Eskenazi, Roza (c. 1900–1980)
Eskenazi, Roza (c. 1900–1980)
Greek popular singer, who performed in the cafe amán style, whose many recordings brought her as much fame abroad among the Greek diaspora as within Greece itself. Name variations: Rosa Eskenazy; Roza Eskenaze. Born in the Ottoman Empire around 1900; died in 1980.
Roza Eskenazi was born into a Jewish family in the Ottoman Empire at the beginning of the 20th century and grew up in a society that was stimulating in its religious, cultural, linguistic and musical diversity. At a very young age, she began her career as a defi player in what was then rapidly evolving into a lively new world of popular entertainment, the Greek cafe music scene. In the cafe amáns of Constantinople where she performed (in Turkish, the exclamation amàn means "mercy" or "pity"), Eskenazi quickly became one of the most celebrated singers in the Smyrnaic-Rebetic tradition of song and dance that was taking shape at that time. The cafe amàn style of musical performance developed in the last decades of the 19th century in cities of the Aegean Sea such as Athens, Constantinople and particularly Smyrna, from which the term Smyrnaic-Rebetic is derived.
Roza Eskenazi grew up in the complex multiethnic world of the late Ottoman Empire in which Armenian, Greek, Roma (Gypsy), Jewish and Turkish musicians worked together.
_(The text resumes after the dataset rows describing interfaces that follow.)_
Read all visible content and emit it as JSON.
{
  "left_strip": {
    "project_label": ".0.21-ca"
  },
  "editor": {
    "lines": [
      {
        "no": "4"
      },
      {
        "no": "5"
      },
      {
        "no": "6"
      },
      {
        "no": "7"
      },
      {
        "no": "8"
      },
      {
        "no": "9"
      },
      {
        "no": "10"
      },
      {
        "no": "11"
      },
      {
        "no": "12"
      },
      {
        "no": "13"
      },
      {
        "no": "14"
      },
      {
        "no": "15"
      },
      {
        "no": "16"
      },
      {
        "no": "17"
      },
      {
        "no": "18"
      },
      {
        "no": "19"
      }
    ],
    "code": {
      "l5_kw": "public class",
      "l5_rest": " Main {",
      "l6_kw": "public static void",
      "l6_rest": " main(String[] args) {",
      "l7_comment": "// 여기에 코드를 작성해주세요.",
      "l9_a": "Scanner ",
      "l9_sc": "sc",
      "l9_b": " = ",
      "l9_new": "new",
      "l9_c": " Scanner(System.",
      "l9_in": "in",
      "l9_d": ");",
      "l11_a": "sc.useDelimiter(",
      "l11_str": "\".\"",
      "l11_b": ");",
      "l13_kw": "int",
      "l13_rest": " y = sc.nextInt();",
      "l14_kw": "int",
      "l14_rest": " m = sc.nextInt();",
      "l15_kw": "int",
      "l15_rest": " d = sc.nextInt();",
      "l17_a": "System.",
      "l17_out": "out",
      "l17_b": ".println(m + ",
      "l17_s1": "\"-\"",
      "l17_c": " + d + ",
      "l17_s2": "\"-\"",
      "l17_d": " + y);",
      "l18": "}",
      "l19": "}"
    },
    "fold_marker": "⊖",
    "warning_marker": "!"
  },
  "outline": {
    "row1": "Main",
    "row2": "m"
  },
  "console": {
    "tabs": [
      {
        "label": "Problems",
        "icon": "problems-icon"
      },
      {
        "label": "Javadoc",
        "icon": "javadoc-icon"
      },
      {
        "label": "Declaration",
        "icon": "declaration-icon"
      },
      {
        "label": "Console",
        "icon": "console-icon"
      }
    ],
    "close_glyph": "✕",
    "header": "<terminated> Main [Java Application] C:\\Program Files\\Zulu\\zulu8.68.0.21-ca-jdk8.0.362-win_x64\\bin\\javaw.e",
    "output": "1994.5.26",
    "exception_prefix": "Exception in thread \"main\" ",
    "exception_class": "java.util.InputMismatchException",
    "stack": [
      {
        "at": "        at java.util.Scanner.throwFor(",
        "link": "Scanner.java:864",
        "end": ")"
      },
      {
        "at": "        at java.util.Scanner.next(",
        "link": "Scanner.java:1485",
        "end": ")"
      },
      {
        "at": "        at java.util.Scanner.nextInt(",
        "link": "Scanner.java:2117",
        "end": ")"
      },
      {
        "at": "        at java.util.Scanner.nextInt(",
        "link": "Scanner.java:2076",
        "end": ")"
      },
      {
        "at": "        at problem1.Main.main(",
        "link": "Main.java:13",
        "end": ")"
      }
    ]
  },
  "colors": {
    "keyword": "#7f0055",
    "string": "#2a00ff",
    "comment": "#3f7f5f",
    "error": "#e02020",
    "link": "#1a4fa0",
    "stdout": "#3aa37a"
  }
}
Artists within each group were able to enlarge and enrich their own artistic vision because of constant interactions with various cultural styles. Eskenazi's skills as a vocalist—with her sweet but reedy soprano voice, as expressive as it was pure—were complemented on her hundreds of recordings by the brilliance of the instrumentalists with whom she chose to work. These included the violinist Dhimitris Sémsis as well as the celebrated oud player Agápios Tomboúlis, whose performances on her classic recordings helped to frame her unique vocal art in a superb fashion. She was also fortunate in receiving enthusiastic support from directors of major record firms, including Smyrna-born Spiros Peristéris of the Odeon-Parlophone firm, as well as from Dhimitris Sémsis of His Master's Voice records who successfully balanced his career as instrumentalist with the demands of a busy recording executive.
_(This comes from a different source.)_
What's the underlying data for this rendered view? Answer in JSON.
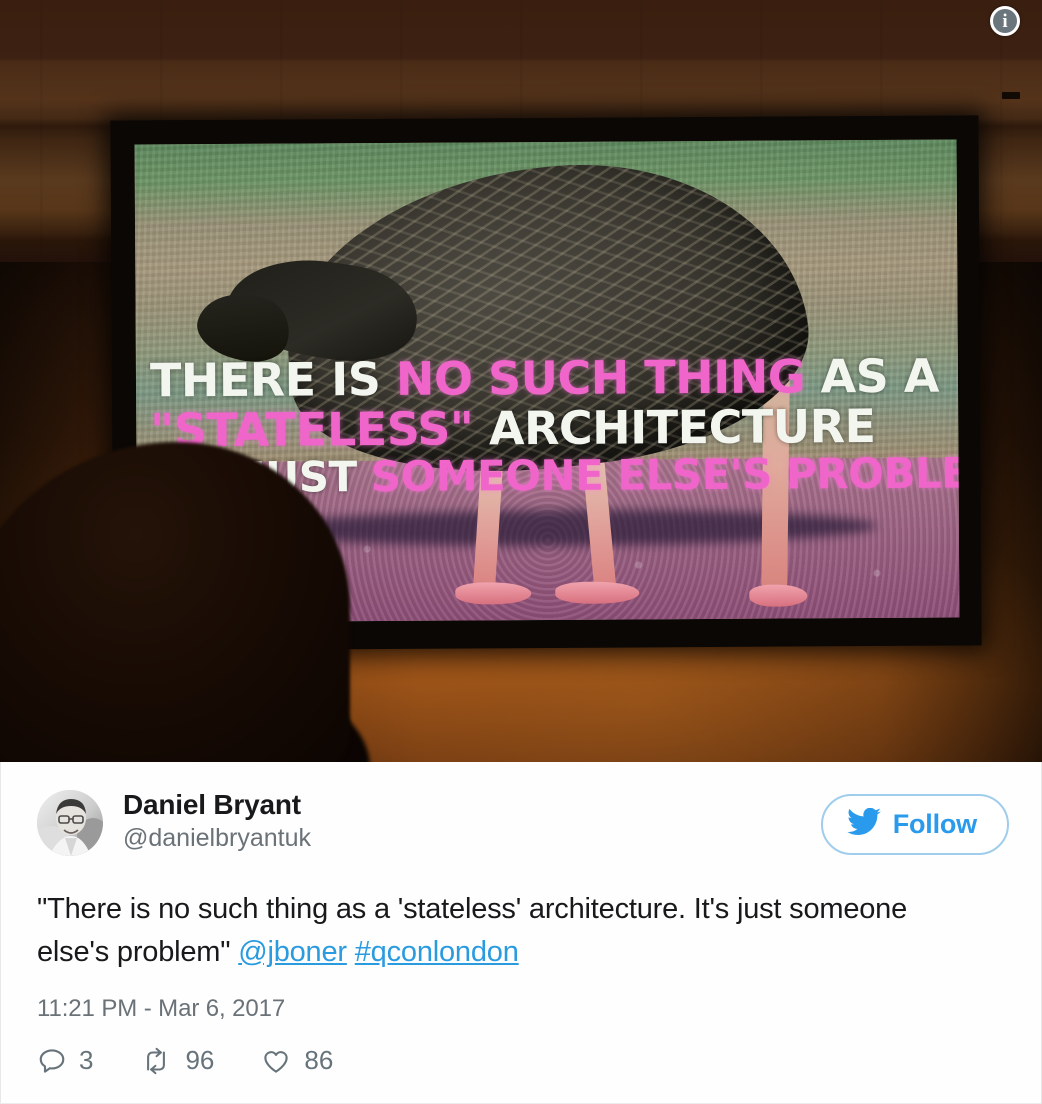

By the early 1930s, Roza Eskenazi was a superstar in the world of Greek popular entertainment, already surpassing the fame of Marika Papagika , the reigning vocal queen of the previous decade. Many of Eskenazi's recordings were highly successful in the Greek diaspora, particularly in the United States where her 78s sold well despite the Great Depression. Her recordings reminded listeners of the world they had left behind while providing an aural portrait of the Ottoman culture that had been destroyed by World War I and its bloody aftermath. Eskenazi reflected this complex world in her singing, which was done not only in Greek, but also in Turkish,
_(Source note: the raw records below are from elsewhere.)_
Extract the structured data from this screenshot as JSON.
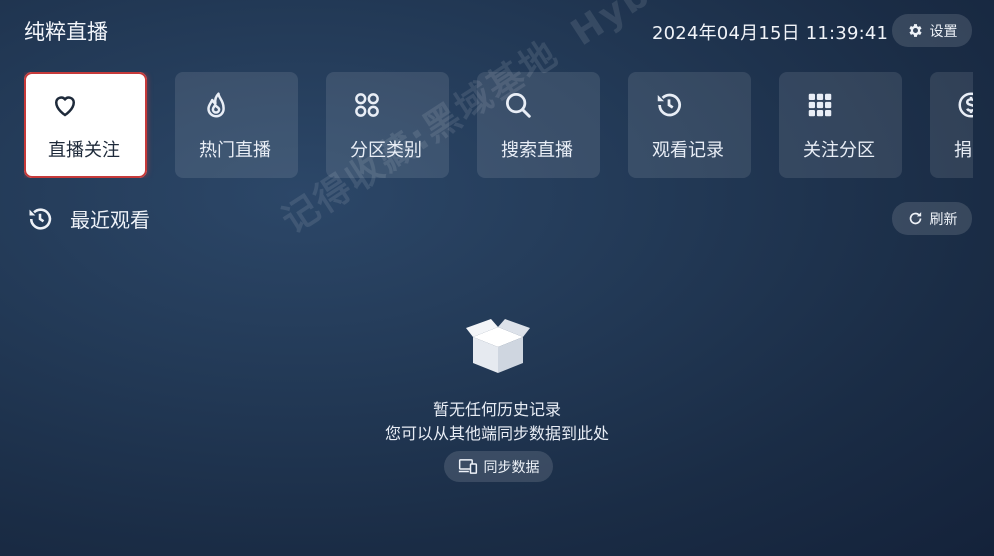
{
  "header": {
    "title": "纯粹直播",
    "datetime": "2024年04月15日 11:39:41",
    "settings_label": "设置"
  },
  "tiles": [
    {
      "label": "直播关注",
      "icon": "heart-icon",
      "active": true
    },
    {
      "label": "热门直播",
      "icon": "flame-icon",
      "active": false
    },
    {
      "label": "分区类别",
      "icon": "command-icon",
      "active": false
    },
    {
      "label": "搜索直播",
      "icon": "search-icon",
      "active": false
    },
    {
      "label": "观看记录",
      "icon": "history-icon",
      "active": false
    },
    {
      "label": "关注分区",
      "icon": "grid-icon",
      "active": false
    },
    {
      "label": "捐",
      "icon": "dollar-icon",
      "active": false
    }
  ],
  "recent": {
    "title": "最近观看",
    "refresh_label": "刷新"
  },
  "empty": {
    "line1": "暂无任何历史记录",
    "line2": "您可以从其他端同步数据到此处",
    "sync_label": "同步数据"
  },
  "watermark": {
    "text": "记得收藏:黑域基地",
    "sub": "Hybase.com"
  },
  "colors": {
    "active_tile_border": "#c63a3a",
    "background": "#1f3350"
  }
}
Kurdish, and Ladino (the Spanish-derived language of the Sephardic Jewish diaspora of the Mediterranean).
Roza Eskenazi escaped from Greece before Nazi Germany occupied the country in the spring of 1941. During the war years, she lived in the United States, where she performed before enthusiastic audiences. While there, she also made recordings but returned to Greece soon after the end of World War II. Just when it appeared that she would end her days a forgotten star of yesteryear, in the 1970s a new interest in her life and art brought about a revival of Eskenazi's career. Her classic recordings were reissued, and through the efforts of Tassos Schorellis and other enthusiasts, her achievements became known once again to a younger generation of Greek music lovers. By the late 1990s, compact disc reissues had preserved her recorded legacy.
Archives of Traditional Music, Indiana University, Bloomington.
Eskenazi, Roza, as told to Kostas Hatzidoulis. Auta Pou Thymamai [That Which I Remember]. Athens: Kaktos, 1982.
Frangos, Steve. "Portraits in Modern Greek Music: Roza Eskenazi," in Resound: A Quarterly of the Archives of Traditional Music. Vol. 12, no. 1–2. January–April, 1993, pp. 5–8.
Rembetica: Historic Urban Folk Songs from Greece. Rounder Records C–1079.
Roza Eskenazi: Rembétissa. Rounder Records CD-1080.
Schwartz, Martin, and Chris Strachwitz. Greek-Oriental Rebetica: Songs and Dances in the Asia Minor Style. Arhoolie/Folklyric CD-7005.
Women of the Rebetiko Song. HM Records CD-632: Hellenikos Phonographos/The Greek Archives, Vol. 6.
John Haag , Assistant Professor of History, University of Georgia, Athens, Georgia